Signs that are trine are in the same element–earth to earth, air to air, fire to fire or water to water.
The two signs are harmonious, so actions performed under trines flow more smoothly than those under hard aspect like the square or opposition, with better results. The elements involved in a trine suggest the types of skills, tools, and tactics that increase the effectiveness of the aspect.
(For more information about the elements, start here: Four Kinds of Smart—Air, Earth, Fire, and Water.)
Hmm. Since I’m trying to come up with a new series of Q&A topics for myself, it occurs to me that aspects would be a good choice, since they’re an important foundation for chart interpretation. I like that idea, since aspects are one of my special interests.

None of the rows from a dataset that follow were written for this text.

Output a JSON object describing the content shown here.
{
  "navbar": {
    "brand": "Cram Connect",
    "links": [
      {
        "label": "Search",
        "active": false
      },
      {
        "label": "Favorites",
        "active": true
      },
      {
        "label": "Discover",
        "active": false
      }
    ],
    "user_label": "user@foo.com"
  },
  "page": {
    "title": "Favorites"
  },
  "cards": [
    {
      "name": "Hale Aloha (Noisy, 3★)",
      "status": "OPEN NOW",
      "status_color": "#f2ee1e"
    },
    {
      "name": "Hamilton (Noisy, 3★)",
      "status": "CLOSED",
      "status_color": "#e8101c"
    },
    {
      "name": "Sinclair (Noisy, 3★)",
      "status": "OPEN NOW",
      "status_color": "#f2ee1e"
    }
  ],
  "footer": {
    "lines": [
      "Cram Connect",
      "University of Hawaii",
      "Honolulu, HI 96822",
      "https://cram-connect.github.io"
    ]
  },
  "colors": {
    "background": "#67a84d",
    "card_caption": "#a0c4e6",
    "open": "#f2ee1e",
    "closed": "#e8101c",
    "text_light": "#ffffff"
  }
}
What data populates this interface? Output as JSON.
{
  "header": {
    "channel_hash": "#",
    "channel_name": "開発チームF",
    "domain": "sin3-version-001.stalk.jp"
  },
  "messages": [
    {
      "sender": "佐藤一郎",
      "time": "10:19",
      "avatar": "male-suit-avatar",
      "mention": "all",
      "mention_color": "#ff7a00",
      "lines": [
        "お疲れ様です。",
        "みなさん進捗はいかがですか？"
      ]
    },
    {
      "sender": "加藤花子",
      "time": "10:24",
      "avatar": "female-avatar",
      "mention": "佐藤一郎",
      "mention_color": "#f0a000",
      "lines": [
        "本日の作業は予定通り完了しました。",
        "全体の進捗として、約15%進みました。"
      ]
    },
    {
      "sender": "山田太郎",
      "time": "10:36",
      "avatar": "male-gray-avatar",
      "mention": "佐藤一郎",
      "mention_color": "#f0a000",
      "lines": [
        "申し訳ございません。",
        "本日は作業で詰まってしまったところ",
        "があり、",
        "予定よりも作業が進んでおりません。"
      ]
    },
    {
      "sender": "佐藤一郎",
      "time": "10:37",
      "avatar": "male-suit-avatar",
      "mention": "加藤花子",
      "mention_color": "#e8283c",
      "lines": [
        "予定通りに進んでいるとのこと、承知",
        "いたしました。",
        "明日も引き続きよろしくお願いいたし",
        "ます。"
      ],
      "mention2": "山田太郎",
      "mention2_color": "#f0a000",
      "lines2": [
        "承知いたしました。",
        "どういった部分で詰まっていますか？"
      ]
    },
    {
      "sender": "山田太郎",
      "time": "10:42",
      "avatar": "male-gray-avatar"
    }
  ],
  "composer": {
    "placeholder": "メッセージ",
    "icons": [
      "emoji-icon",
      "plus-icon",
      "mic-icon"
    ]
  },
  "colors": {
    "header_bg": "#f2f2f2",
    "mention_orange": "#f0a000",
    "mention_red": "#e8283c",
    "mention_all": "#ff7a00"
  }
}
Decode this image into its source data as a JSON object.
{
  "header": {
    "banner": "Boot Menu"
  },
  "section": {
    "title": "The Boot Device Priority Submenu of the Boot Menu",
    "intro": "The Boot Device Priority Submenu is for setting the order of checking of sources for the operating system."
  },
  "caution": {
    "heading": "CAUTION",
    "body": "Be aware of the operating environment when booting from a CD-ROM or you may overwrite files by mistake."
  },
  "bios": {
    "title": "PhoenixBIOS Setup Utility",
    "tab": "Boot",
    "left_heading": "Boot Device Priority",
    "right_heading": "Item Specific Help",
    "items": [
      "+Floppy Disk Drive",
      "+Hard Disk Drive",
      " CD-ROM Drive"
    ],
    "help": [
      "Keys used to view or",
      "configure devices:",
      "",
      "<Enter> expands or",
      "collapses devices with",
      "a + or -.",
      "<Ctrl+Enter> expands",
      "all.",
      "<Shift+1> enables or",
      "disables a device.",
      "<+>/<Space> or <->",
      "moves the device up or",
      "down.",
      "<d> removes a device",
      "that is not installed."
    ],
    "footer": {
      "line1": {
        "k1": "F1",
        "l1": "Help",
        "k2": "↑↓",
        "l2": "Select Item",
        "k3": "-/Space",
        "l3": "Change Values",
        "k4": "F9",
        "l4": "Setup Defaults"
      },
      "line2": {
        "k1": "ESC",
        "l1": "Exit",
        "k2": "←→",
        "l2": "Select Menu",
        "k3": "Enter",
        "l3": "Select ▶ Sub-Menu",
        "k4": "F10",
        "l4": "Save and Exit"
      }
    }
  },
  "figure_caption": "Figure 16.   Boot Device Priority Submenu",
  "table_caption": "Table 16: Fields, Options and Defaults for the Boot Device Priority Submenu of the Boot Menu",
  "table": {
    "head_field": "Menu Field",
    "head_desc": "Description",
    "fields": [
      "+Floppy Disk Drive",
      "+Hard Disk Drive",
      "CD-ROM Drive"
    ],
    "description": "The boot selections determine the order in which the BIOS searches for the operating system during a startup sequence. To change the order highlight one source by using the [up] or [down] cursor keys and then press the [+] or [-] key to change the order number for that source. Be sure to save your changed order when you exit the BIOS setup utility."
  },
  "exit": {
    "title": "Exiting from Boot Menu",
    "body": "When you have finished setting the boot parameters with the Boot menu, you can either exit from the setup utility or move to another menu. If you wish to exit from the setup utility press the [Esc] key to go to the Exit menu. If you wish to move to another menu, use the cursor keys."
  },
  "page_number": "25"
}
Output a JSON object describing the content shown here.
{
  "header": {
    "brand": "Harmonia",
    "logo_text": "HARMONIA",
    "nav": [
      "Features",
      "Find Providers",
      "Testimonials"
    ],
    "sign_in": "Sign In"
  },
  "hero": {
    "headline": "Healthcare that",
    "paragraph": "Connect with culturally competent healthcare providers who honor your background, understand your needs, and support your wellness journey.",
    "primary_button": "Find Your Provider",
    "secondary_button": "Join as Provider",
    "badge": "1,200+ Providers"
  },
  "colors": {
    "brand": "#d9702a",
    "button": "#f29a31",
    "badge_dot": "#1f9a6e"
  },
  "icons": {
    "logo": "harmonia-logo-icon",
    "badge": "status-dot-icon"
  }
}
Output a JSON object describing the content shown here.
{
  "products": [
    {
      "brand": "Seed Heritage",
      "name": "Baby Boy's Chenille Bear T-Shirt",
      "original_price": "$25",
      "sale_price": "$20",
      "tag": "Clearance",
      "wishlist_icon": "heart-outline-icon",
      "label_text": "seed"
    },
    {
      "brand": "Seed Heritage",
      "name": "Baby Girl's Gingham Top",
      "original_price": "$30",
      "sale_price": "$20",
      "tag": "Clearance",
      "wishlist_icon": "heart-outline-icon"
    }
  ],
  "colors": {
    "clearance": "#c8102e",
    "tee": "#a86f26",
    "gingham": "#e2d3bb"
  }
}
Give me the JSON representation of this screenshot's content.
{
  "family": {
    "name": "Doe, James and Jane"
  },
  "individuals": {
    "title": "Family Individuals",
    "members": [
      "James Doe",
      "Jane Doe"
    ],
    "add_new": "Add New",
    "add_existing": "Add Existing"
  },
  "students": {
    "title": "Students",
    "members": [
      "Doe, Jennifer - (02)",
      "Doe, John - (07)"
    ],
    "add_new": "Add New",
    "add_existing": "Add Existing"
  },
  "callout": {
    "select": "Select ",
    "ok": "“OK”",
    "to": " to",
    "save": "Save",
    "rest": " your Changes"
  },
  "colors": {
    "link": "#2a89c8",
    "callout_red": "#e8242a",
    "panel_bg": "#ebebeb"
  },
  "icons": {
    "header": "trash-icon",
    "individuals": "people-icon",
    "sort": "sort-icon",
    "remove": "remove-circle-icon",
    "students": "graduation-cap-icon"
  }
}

Readers, What type of aspect is the most common in your own chart, and what do you think it says about you? Leave your answer in the comment section.
Articles from the Series about the Lesser-Known Aspects:
- The Not so Minor Aspects—Results of Our Research
- Understanding Semisquares—Your Input Needed
- Understanding the Sesquiquadrate—Your Input Needed
- Understanding Septiles–Your Input Needed
- Understanding Quintiles—What’s YOUR Talent?
- Understanding the BiQuintile—Your Input Needed
- Quincunx vs. BiQuintile–an Answer from Numerology?
- Understanding the Mundane Square—Your Input Needed
- Mundane square case study: Outtake from a Moon-Pluto Life
- Breathing Refined Air: The Esoteric Aspects
- Is the Semi-Sextile a Good Aspect or a Bad One?
- Pluto and the transiting Antiscia–not Over ’til It’s Over
- The Antiscia are Coming! The Antiscia are Coming!
If you’re enjoying this blog, sign up for a subscription, and get a FREE EBOOKLET for Skywriter Subscribers Only: Mothers, Daughters, and the Moon, a 50-page excerpt from The Moon in your Life. Read more about it here: New: Free Booklet For Skywriter Subscribers!
If you’re already a subscriber and want a copy, forward the most recent email post to me at email@example.com . To sign up for a subscription, go to the top right hand corner of the blog and click on “Subscribe.” Then send me an email with your subscription confirmation or an email post with a request for the booklet in the subject line.